**Try it**
Look through the data below, and copy each line that carries the word "title".

**Listed records**
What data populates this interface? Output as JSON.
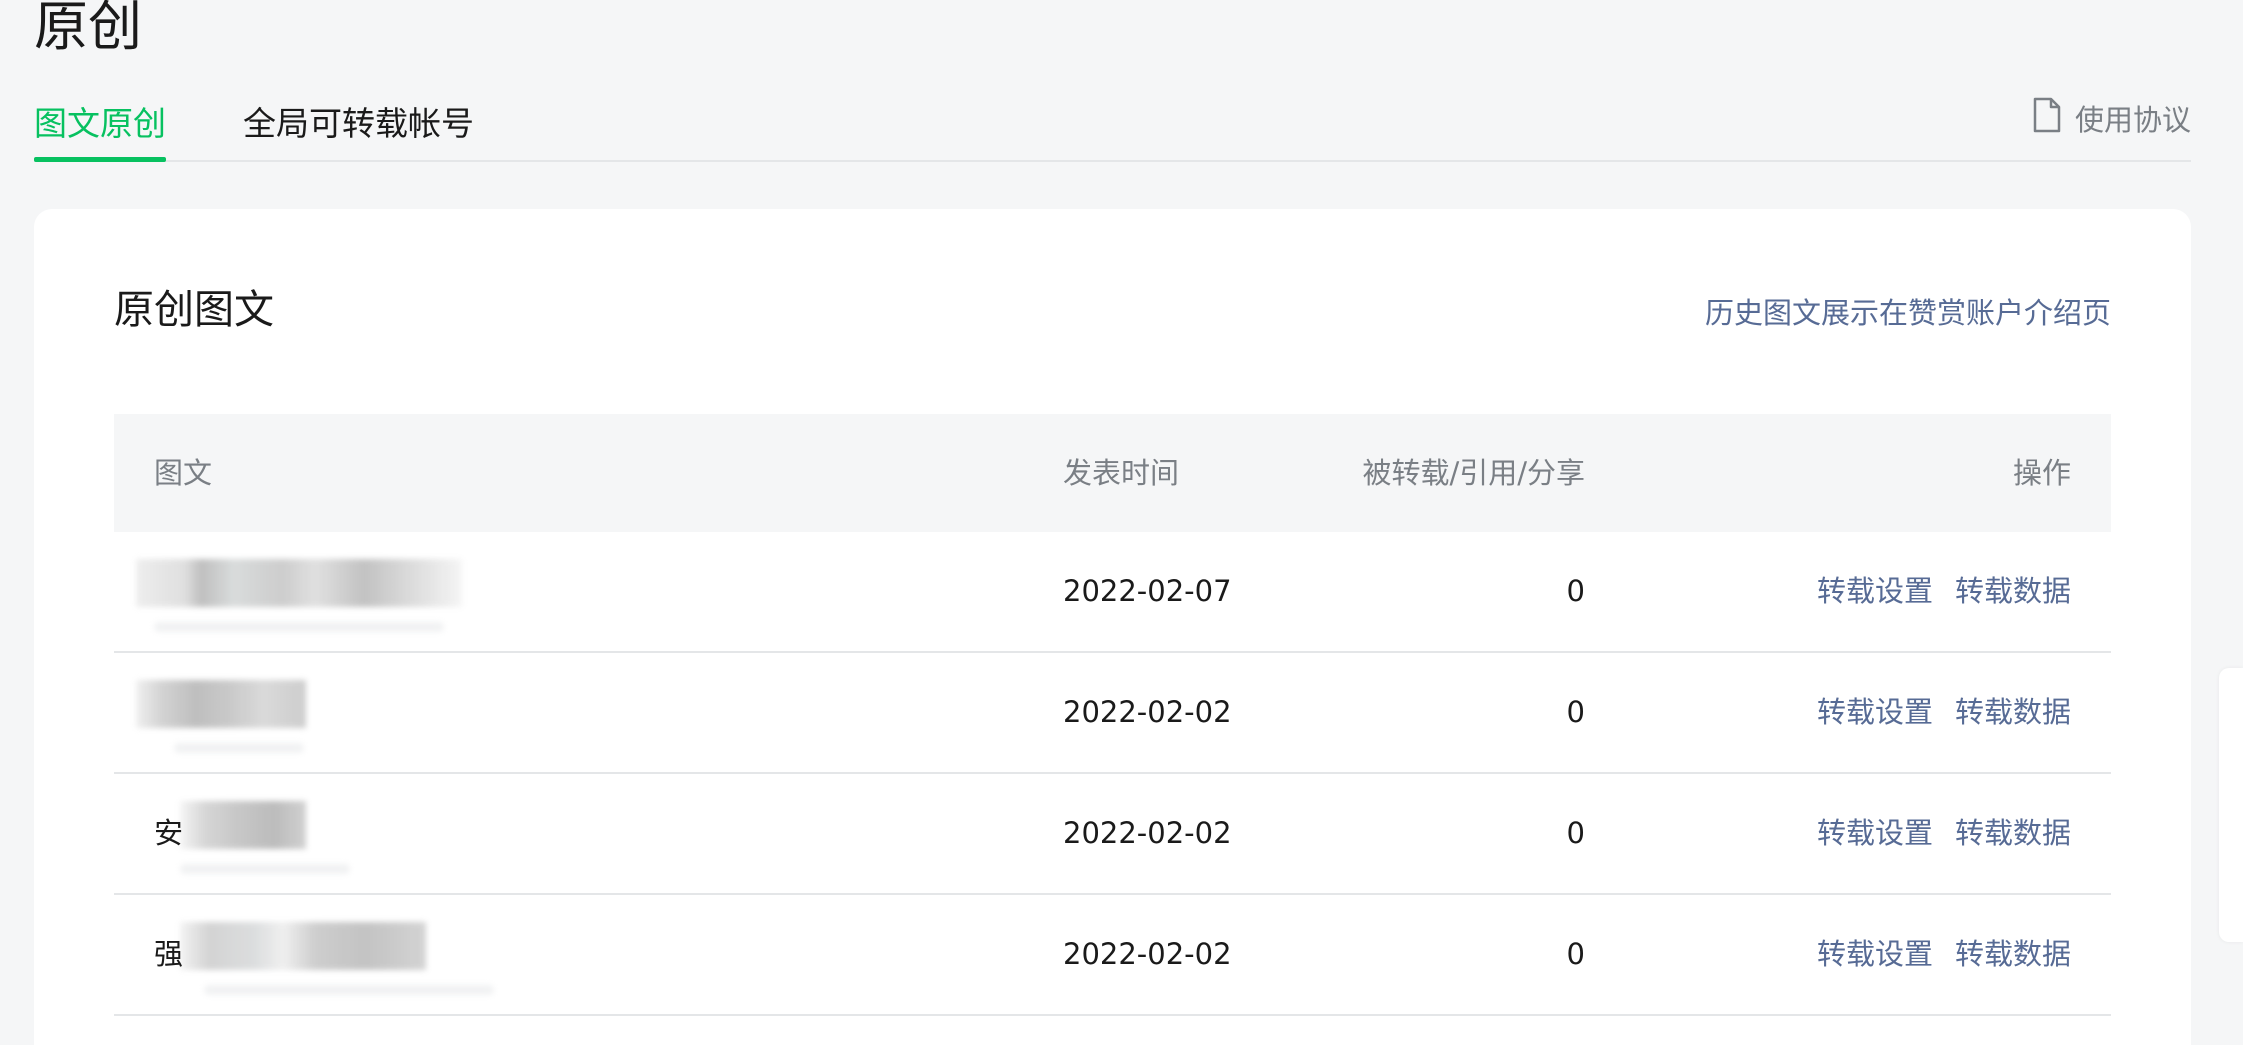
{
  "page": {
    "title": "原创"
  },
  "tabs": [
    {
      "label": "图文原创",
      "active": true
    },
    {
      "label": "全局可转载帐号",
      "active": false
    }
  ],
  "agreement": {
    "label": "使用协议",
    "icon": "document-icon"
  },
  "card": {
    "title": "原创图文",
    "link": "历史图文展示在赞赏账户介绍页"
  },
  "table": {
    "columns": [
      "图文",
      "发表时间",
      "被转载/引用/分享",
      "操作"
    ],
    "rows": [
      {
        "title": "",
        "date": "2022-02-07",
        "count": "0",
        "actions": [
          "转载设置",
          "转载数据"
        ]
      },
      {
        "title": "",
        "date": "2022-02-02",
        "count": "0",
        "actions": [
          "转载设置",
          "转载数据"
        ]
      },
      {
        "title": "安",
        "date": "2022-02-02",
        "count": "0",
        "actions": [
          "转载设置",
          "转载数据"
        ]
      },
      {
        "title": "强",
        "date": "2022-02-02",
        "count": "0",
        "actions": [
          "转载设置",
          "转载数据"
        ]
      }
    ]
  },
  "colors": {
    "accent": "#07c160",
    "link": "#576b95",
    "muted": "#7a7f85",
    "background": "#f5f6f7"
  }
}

**Exercise response**
    "title": "原创"
    "title": "原创图文",
        "title": "",
        "title": "",
        "title": "安",
        "title": "强",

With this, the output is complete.